PUTTING THE “M” BACK IN “MTV”
The network states that the new MTV Classic channel will offer "an eclectic mix of fan-favorite MTV series and music programming drawn from across its rich history, with a special focus on content from the 1990s and early 2000s." This will include favorites such as “TRL”, “Daria”, and “The Hills”, and the much-anticipated revival of the network’s critically acclaimed “Unplugged” series, which produced legendary acoustic performances from acts like Nirvana, Alanis Morissette and Korn. From a brand strategy perspective it would seem more logical to have made an expansion channel of original content while maintaining the core competencies on the flagship channel, ‘Classics’ notwithstanding. This could be done with appropriate adaptations to the modern music market by catering to the market’s proclivity for jumpstarting the careers of independent talents through viral sensationalism, similar to what has been done on REVOLT. The introduction of MTV Classic is a positive sign that the brand has at the very least heard the decade old complaints that it has lost its way, and it has responded in a constructive manner. Whether this move will be enough to salvage the aging media titan from the wreckage of the new millennium pop culture is yet to be seen. There has been much speculation as to whether or not a space even remains in the cultural landscape for a machine like MTV to thrive in the way it has historically.
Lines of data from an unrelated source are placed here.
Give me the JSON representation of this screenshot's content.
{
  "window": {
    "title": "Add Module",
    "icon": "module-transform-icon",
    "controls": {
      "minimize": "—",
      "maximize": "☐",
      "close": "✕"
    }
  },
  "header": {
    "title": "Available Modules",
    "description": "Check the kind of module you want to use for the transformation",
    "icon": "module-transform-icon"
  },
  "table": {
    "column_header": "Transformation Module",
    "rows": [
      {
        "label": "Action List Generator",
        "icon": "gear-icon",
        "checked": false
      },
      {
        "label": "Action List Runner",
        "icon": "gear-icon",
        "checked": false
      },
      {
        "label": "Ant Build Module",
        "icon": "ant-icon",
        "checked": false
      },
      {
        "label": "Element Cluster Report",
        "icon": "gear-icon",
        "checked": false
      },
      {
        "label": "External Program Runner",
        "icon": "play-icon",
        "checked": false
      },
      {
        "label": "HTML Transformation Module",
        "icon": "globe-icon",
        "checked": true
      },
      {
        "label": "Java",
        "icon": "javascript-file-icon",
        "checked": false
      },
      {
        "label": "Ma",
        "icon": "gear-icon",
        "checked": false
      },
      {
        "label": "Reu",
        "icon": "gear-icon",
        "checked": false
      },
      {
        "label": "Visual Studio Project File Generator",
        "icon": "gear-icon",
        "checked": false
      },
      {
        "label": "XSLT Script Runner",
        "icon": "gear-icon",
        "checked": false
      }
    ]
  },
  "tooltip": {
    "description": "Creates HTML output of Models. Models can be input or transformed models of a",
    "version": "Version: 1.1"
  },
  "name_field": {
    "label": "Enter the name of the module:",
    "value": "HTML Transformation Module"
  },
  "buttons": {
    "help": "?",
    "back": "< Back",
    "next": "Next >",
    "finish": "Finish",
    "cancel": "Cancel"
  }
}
AT THE END OF THE DAY
While the obvious strategy of not ‘throwing the baby out with the bath water’—by milking the old media model for everything it is worth until it is finished—is a logical step in the midst of great transitions, if the brand is to survive, MTV must regain some semblance of its past social influence with ‘youth’ audiences both old and new. Its 40 million Facebook fans are a testament to its ability to do just that. Social media presence is an excellent start but the company has much work to do in adjusting its market offering if it aims to ever reign atop the pyramid again. Such a move may require extensive innovation in the realms of content, formatting, and platform structures. The network was founded, and reached the height of its success by continuously introducing simple yet original concepts. New developments in live experience, snackable content, and perhaps some yet to be imagined media product might all go a long way towards actualizing the network’s return to prominence. But one thing is for certain: We want our MTV, and if we’re going to have it, it needs to be retrofitted with new ideas that allow the old concepts to succeed in the new market.